Very loosely based on the life of dandy author Raymond Roussel, the story sees well-to-do Italian drifter Vittorio (Sergio Casteilito) deciding to trail a small circus as it ambles through a series of bijou French villages that satellite the titular Pic Saint Loup. Kate (Jane Birkin) is the ringmaster of sorts, who instead of trying to coax townsfolk into seeing the shows, spends time making fruit salads to reward those who come of their own accord. An awkward romance develops between the pair, but the confident, mysterious Vittorio, struggling to work out why Kate is always so distant with him, soon learns of a terrible accident that befell her ex-lover, Peter.
Rivette has acknowledged that the idea for the film came about while he was making ‘La Belle Noiseuse’ in 1991, and this new work displays a similar curiosity not only about the details of how art comes into being, but how it effects those performing or creating it. Three clowns perform an opening comedy skit involving smashed plates and catching bullets in their teeth, and throughout the film Rivette demonstrates how the sketch progresses and develops along with the oscillating moods (and in one case, levels of sobriety) of its performers.
Though often wryly amusing, the overriding feeling is one of sadness as the humble art of live performance slowly slips away, and the technologies and responsibilities of the modern age encroach. Perhaps the film is also an allegory for the passing of a time when cinematic spectacle was a simple pleasure born of people with dexterity, charisma and passion for performing for the camera.
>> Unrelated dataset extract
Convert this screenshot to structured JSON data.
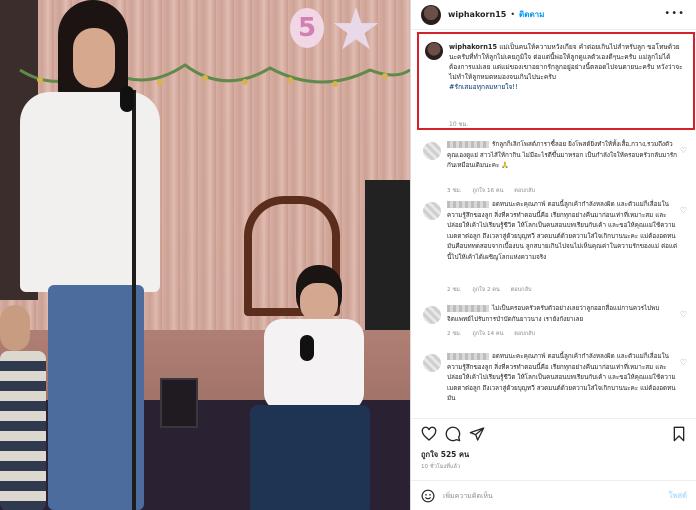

There are also a few self-effacing nods to the usefulness of criticism, as Vittorio confuses a trapeze artist by describing her act as ‘aerial’, yet in offering simple analysis of the comic potential of holding a plate, helps a clown to develop his act.
Wittily composed and edited, and shot through with genuine adoration for the landscape and culture of his homeland, '32 Vues du Pic Saint Loup' shows Rivette developing charming, unique variations on all his pet themes.
Author: David Jenkins